Could you give the records below again exactly, without the pictures?

Given records: Begin

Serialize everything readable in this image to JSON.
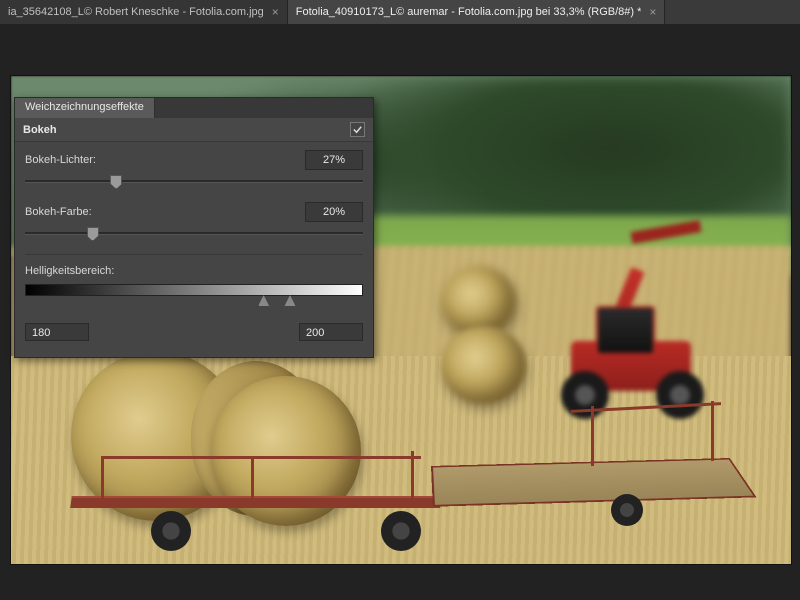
{
  "tabs": [
    {
      "label": "ia_35642108_L© Robert Kneschke - Fotolia.com.jpg",
      "active": false
    },
    {
      "label": "Fotolia_40910173_L© auremar - Fotolia.com.jpg bei 33,3% (RGB/8#) *",
      "active": true
    }
  ],
  "panel": {
    "tab_title": "Weichzeichnungseffekte",
    "section_title": "Bokeh",
    "checked": true,
    "sliders": {
      "light": {
        "label": "Bokeh-Lichter:",
        "value": "27%",
        "pos": 27
      },
      "color": {
        "label": "Bokeh-Farbe:",
        "value": "20%",
        "pos": 20
      }
    },
    "range": {
      "label": "Helligkeitsbereich:",
      "low": "180",
      "high": "200",
      "low_pos": 70.6,
      "high_pos": 78.4
    }
  }
}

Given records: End

Reply
Serialize everything readable in this image to JSON.
{
  "tabs": [
    {
      "label": "ia_35642108_L© Robert Kneschke - Fotolia.com.jpg",
      "active": false
    },
    {
      "label": "Fotolia_40910173_L© auremar - Fotolia.com.jpg bei 33,3% (RGB/8#) *",
      "active": true
    }
  ],
  "panel": {
    "tab_title": "Weichzeichnungseffekte",
    "section_title": "Bokeh",
    "checked": true,
    "sliders": {
      "light": {
        "label": "Bokeh-Lichter:",
        "value": "27%",
        "pos": 27
      },
      "color": {
        "label": "Bokeh-Farbe:",
        "value": "20%",
        "pos": 20
      }
    },
    "range": {
      "label": "Helligkeitsbereich:",
      "low": "180",
      "high": "200",
      "low_pos": 70.6,
      "high_pos": 78.4
    }
  }
}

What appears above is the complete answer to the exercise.